The Alaska Wrongful Death Statute can be found at Alaska Stat. § 09.55.580, et seq.  Pursuant to the Act, if the death of a person is caused by the wrongful act or omission of another, the personal representatives of the deceased can maintain an action against the person who committed the wrongful act or omission, provided the deceased might have maintained an action for such wrongful act, or omission, if it had not caused his or her death. 

The action shall be commenced by the personal representative within two years after the death[i].  The amount recovered as damages shall be exclusively for the benefit of the decedent’s dependents.  If the decedent is not survived by any dependents, the amount recovered as damages shall be administered as other personal property of the decedent.  The amount shall be distributed among the beneficiaries only after payment of all costs and expenses of suit and debts and expenses of administration.  The amount recoverable shall be limited to those which are the natural and proximate consequence of the negligent or wrongful act or omission of another. 

The damages awarded shall be the amount the court may consider as fair and just.  The court considers all the facts and circumstances and fixes the award which will fairly compensate for the injury resulting from the death.  While determining the award, the court considers the following factors:

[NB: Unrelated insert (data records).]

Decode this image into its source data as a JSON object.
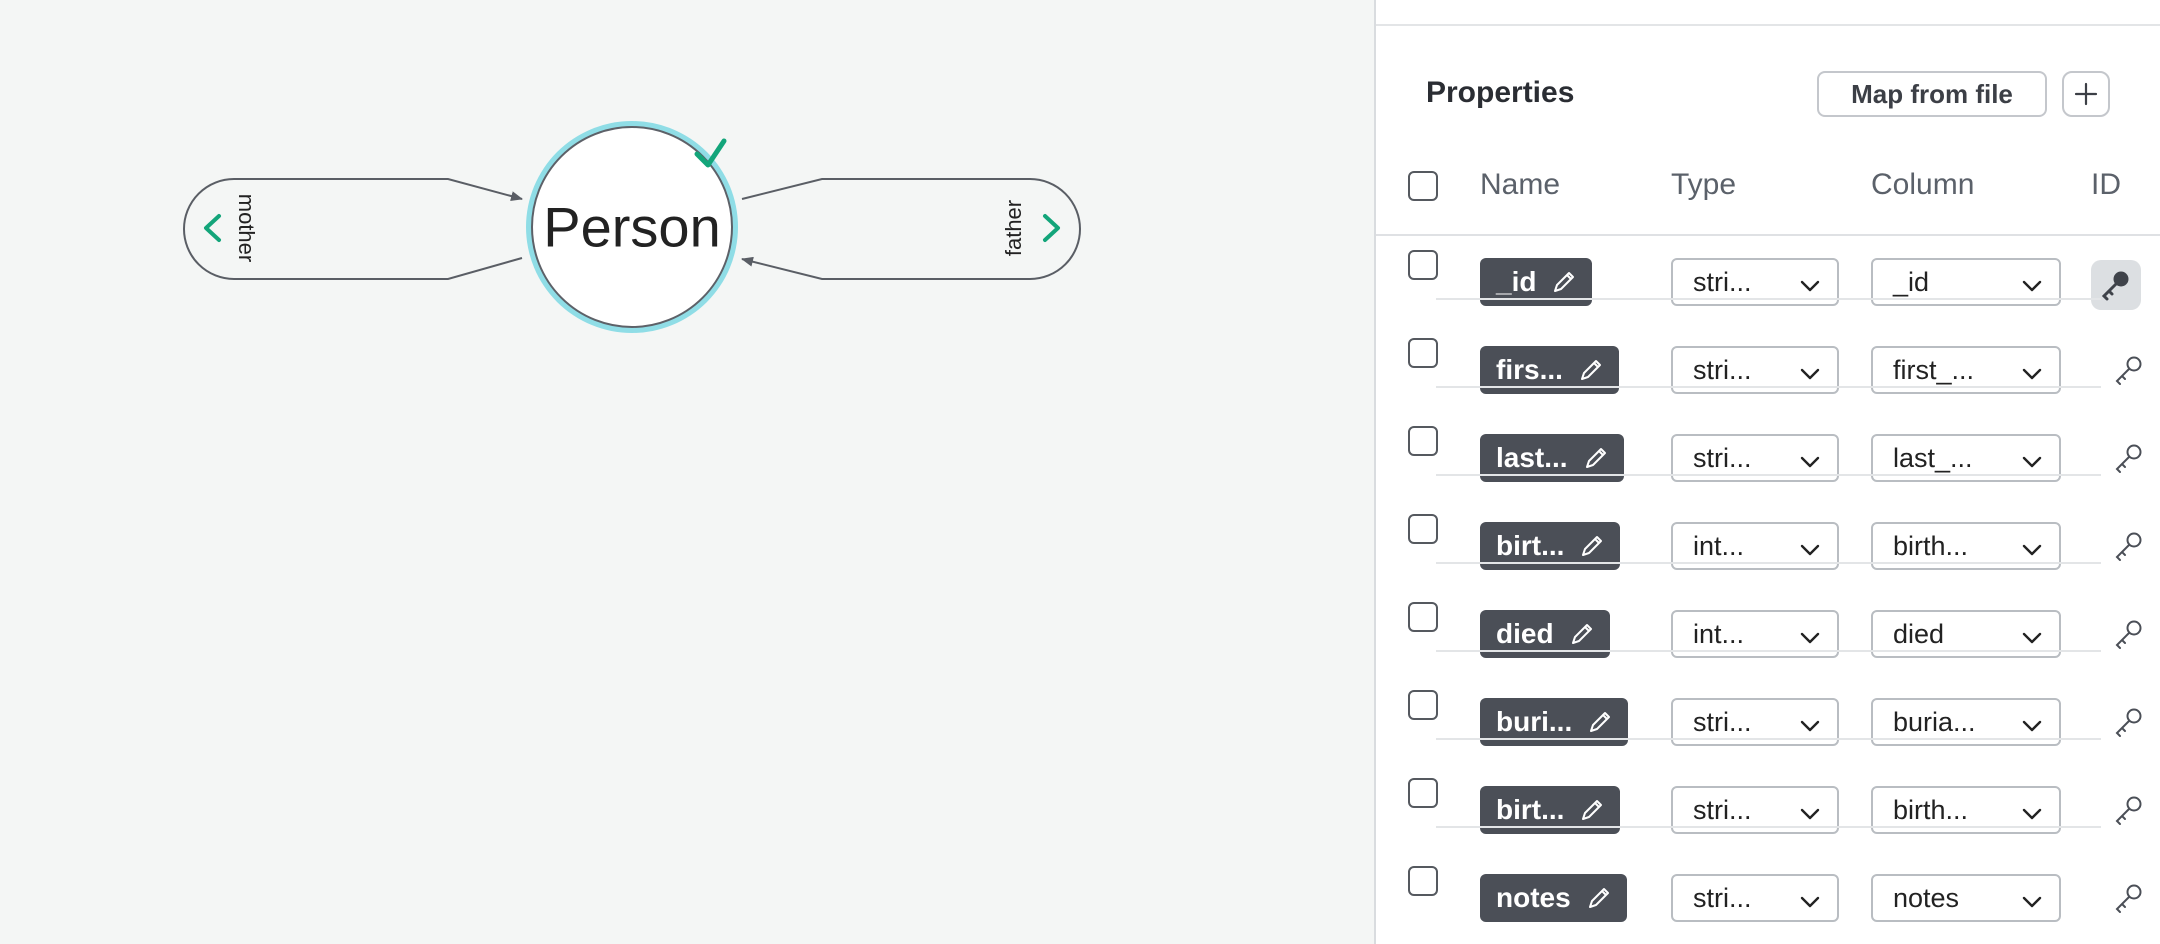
{
  "canvas": {
    "node": {
      "label": "Person",
      "checked": true,
      "ring_color": "#8fdde6",
      "check_color": "#13a57a"
    },
    "relationships": [
      {
        "label": "mother",
        "chevron": "chevron-left-icon"
      },
      {
        "label": "father",
        "chevron": "chevron-right-icon"
      }
    ]
  },
  "panel": {
    "title": "Properties",
    "map_from_file_label": "Map from file",
    "add_icon": "plus-icon",
    "headers": {
      "name": "Name",
      "type": "Type",
      "column": "Column",
      "id": "ID"
    },
    "rows": [
      {
        "name": "_id",
        "type": "stri...",
        "column": "_id",
        "is_id": true
      },
      {
        "name": "firs...",
        "type": "stri...",
        "column": "first_...",
        "is_id": false
      },
      {
        "name": "last...",
        "type": "stri...",
        "column": "last_...",
        "is_id": false
      },
      {
        "name": "birt...",
        "type": "int...",
        "column": "birth...",
        "is_id": false
      },
      {
        "name": "died",
        "type": "int...",
        "column": "died",
        "is_id": false
      },
      {
        "name": "buri...",
        "type": "stri...",
        "column": "buria...",
        "is_id": false
      },
      {
        "name": "birt...",
        "type": "stri...",
        "column": "birth...",
        "is_id": false
      },
      {
        "name": "notes",
        "type": "stri...",
        "column": "notes",
        "is_id": false
      }
    ]
  }
}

1) deprivation of the expectation of pecuniary benefits to the beneficiary or beneficiaries, without regard to age thereof, that would have resulted from the continued life of the deceased and without regard to probable accumulations or what the deceased may have saved during the lifetime of the deceased;
2) loss of contributions for support;
3) loss of assistance or services irrespective of age or relationship of decedent to the beneficiary or beneficiaries;
4) loss of consortium;
5) loss of prospective training and education;
6) medical and funeral expenses.

An action for wrongful death does not abate by the death of the defendant.  Likewise, the death of a beneficiary or beneficiaries before judgment does not affect the amount of damages recoverable[ii].   


[i] Alaska Stat. § 09.55.580.

[ii] Id.

Inside Alaska Wrongful Death Laws